*RECORDED DATA*:
====

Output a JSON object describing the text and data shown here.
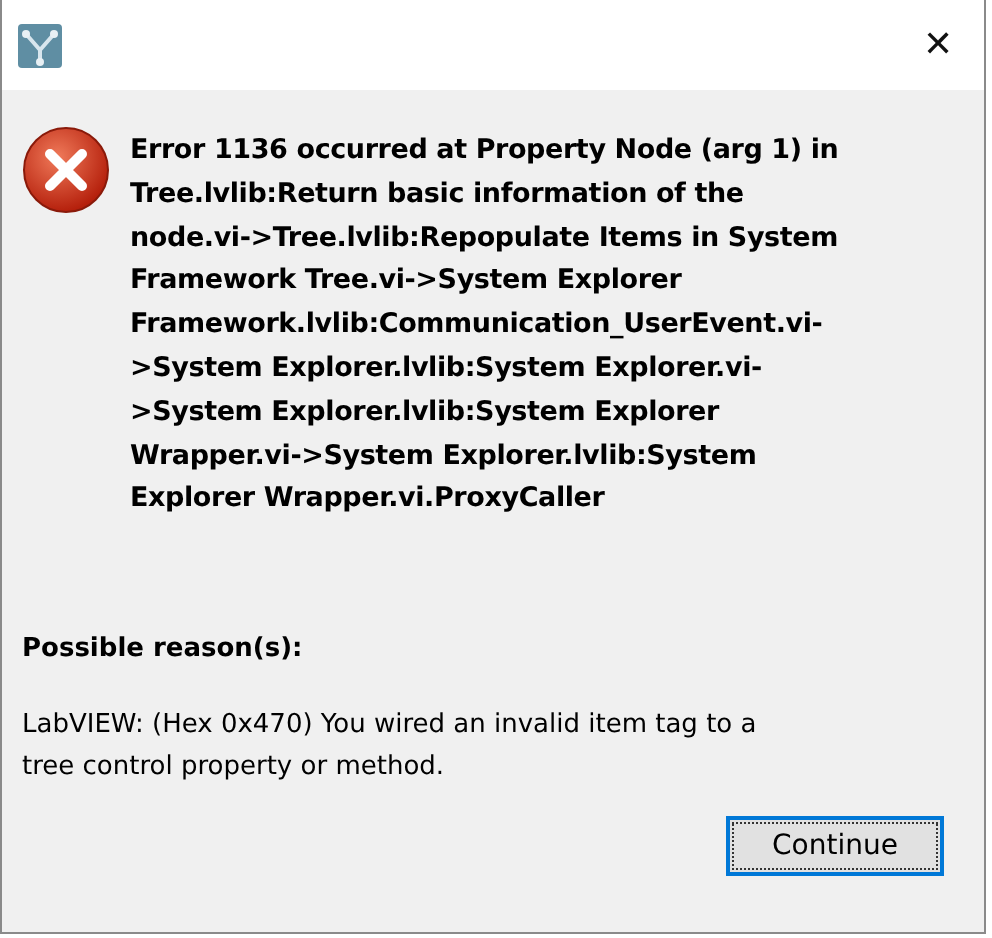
{
  "window": {
    "close_label": "✕"
  },
  "error": {
    "message_lines": [
      "Error 1136 occurred at Property Node (arg 1) in",
      "Tree.lvlib:Return basic information of the",
      "node.vi->Tree.lvlib:Repopulate Items in System",
      "Framework Tree.vi->System Explorer",
      "Framework.lvlib:Communication_UserEvent.vi-",
      ">System Explorer.lvlib:System Explorer.vi-",
      ">System Explorer.lvlib:System Explorer",
      "Wrapper.vi->System Explorer.lvlib:System",
      "Explorer Wrapper.vi.ProxyCaller"
    ]
  },
  "reason": {
    "heading": "Possible reason(s):",
    "lines": [
      "LabVIEW: (Hex 0x470) You wired an invalid item tag to a",
      "tree control property or method."
    ]
  },
  "buttons": [
    {
      "label": "Continue",
      "selected": true
    }
  ]
}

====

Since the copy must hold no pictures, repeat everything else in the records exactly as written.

Output a JSON object describing the text and data shown here.
{
  "window": {
    "close_label": "✕"
  },
  "error": {
    "message_lines": [
      "Error 1136 occurred at Property Node (arg 1) in",
      "Tree.lvlib:Return basic information of the",
      "node.vi->Tree.lvlib:Repopulate Items in System",
      "Framework Tree.vi->System Explorer",
      "Framework.lvlib:Communication_UserEvent.vi-",
      ">System Explorer.lvlib:System Explorer.vi-",
      ">System Explorer.lvlib:System Explorer",
      "Wrapper.vi->System Explorer.lvlib:System",
      "Explorer Wrapper.vi.ProxyCaller"
    ]
  },
  "reason": {
    "heading": "Possible reason(s):",
    "lines": [
      "LabVIEW: (Hex 0x470) You wired an invalid item tag to a",
      "tree control property or method."
    ]
  },
  "buttons": [
    {
      "label": "Continue",
      "selected": true
    }
  ]
}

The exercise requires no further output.